In this phase 1 study that was conducted across 11 clinics in the USA, eligible adults had type 2 diabetes, a BMI of ≥25 kg/m2 to ≤42 kg/m2, and LDL-cholesterol levels ≥1.81 mmol/l. Participants were randomised 3:1 to receive MEDI4166 or placebo using an interactive voice/web response system, which blinded all participants, investigators and study site personnel to the study drug administered. In ‘Part A’ of the study, five cohorts of participants received a single s.c. injection of MEDI4166 at 10 mg, 30 mg, 100 mg, 200 mg or 400 mg, or placebo. ‘Part B’ of the study consisted of three cohorts of participants who received an s.c. dose of MEDI4166 once weekly for 5 weeks at 50 mg, 200 mg or 400 mg, or placebo. The primary endpoint in Part A was safety. The co-primary endpoints in Part B were change in LDL-cholesterol levels and area under the plasma glucose concentration-time curve (AUC0-4h) post-mixed-meal tolerance test (MMTT) from baseline to day 36. The pharmacokinetics and immunogenicity of MEDI4166 were also evaluated.

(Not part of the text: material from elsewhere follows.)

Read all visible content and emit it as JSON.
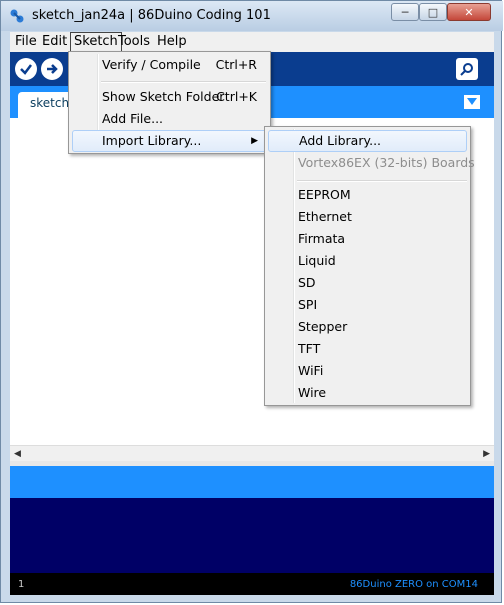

MEDI4166 or placebo was administered to n = 30 or n = 10 participants, respectively, in Part A of the study, and n = 48 or n = 15 participants, respectively, in Part B. The incidence of treatment-emergent adverse events (TEAEs) were comparable between MEDI4166 and placebo in both Part A (60% vs 50%) and Part B (79% vs 87%) of the study. Common TEAEs with MEDI4166 included injection-site reactions, diarrhoea and headache; there was no evidence for dose-related increases in TEAEs. In Part B of the study, at all tested doses of MEDI4166, there was a significant decrease in LDL-cholesterol levels vs placebo (least squares mean [95% CI]; MEDI4166 50 mg, -1.25 [-1.66, -0.84]; MEDI4166 200 mg, -1.97 [-2.26, -1.68]; MEDI4166 400 mg, -1.96 [-2.23, -1.70]; placebo, -0.03 [-0.35, 0.28]; all p < 0.0001). However, there were no clinically relevant reductions or significant differences between MEDI4166 vs placebo in glucose AUC0-4h post-MMTT (least squares mean [95% CI]; MEDI4166 50 mg, -10.86 [-17.69, -4.02]; MEDI4166 200 mg, -4.23 [-8.73, 0.28]; MEDI4166 400 mg, -2.59 [-7.14, 1.95]; placebo, -4.84 [-9.95, 0.28]; all p > 0.05). MEDI4166 was associated with a pharmacokinetic profile supportive of weekly dosing and an overall treatment-induced anti-drug antibody-positive rate of 22%.
MEDI4166 was associated with an acceptable tolerability profile and significantly decreased LDL-cholesterol levels in a dose-dependent manner in overweight or obese patients with type 2 diabetes. However, there were no significant reductions in postprandial glucose levels at any dose of MEDI4166.
Diabetologia. 2019 Mar;62(3):373-386.